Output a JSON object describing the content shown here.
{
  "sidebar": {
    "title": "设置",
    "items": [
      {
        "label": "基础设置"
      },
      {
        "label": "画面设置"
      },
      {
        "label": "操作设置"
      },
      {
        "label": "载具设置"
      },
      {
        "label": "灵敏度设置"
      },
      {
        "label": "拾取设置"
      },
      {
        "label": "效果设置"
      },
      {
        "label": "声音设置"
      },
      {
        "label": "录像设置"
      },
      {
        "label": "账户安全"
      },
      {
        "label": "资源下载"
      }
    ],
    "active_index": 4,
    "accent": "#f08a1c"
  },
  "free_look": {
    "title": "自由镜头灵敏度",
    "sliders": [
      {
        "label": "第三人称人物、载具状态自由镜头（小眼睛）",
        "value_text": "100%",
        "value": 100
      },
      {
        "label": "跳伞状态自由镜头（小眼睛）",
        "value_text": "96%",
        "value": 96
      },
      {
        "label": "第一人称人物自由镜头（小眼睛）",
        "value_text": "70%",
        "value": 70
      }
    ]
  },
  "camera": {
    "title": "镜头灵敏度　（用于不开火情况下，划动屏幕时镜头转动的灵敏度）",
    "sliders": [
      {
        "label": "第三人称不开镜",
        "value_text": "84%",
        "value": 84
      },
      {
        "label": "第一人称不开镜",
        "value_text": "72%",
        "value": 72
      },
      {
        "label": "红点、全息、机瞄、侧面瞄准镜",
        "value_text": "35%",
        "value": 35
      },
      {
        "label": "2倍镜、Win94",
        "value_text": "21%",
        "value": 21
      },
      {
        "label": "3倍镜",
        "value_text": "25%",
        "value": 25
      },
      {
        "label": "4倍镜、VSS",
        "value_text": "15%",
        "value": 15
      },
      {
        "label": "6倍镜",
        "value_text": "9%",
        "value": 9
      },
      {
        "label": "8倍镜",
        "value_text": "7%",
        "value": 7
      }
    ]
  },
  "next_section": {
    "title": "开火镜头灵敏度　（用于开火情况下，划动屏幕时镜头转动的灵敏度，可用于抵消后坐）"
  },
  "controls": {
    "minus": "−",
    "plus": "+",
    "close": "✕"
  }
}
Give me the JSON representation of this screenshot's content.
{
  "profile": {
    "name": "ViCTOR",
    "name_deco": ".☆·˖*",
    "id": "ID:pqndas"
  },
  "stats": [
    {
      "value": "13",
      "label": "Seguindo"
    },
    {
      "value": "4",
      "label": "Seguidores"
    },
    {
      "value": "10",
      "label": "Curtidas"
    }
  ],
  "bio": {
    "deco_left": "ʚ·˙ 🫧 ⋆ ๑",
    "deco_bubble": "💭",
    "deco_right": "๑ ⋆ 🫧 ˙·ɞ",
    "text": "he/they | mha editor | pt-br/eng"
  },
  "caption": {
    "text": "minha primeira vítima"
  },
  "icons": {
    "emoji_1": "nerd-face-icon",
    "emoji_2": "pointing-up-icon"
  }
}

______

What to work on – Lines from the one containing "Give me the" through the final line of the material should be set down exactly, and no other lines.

Task output –
Give me the JSON representation of this screenshot's content.
{
  "profile": {
    "name": "ViCTOR",
    "name_deco": ".☆·˖*",
    "id": "ID:pqndas"
  },
  "stats": [
    {
      "value": "13",
      "label": "Seguindo"
    },
    {
      "value": "4",
      "label": "Seguidores"
    },
    {
      "value": "10",
      "label": "Curtidas"
    }
  ],
  "bio": {
    "deco_left": "ʚ·˙ 🫧 ⋆ ๑",
    "deco_bubble": "💭",
    "deco_right": "๑ ⋆ 🫧 ˙·ɞ",
    "text": "he/they | mha editor | pt-br/eng"
  },
  "caption": {
    "text": "minha primeira vítima"
  },
  "icons": {
    "emoji_1": "nerd-face-icon",
    "emoji_2": "pointing-up-icon"
  }
}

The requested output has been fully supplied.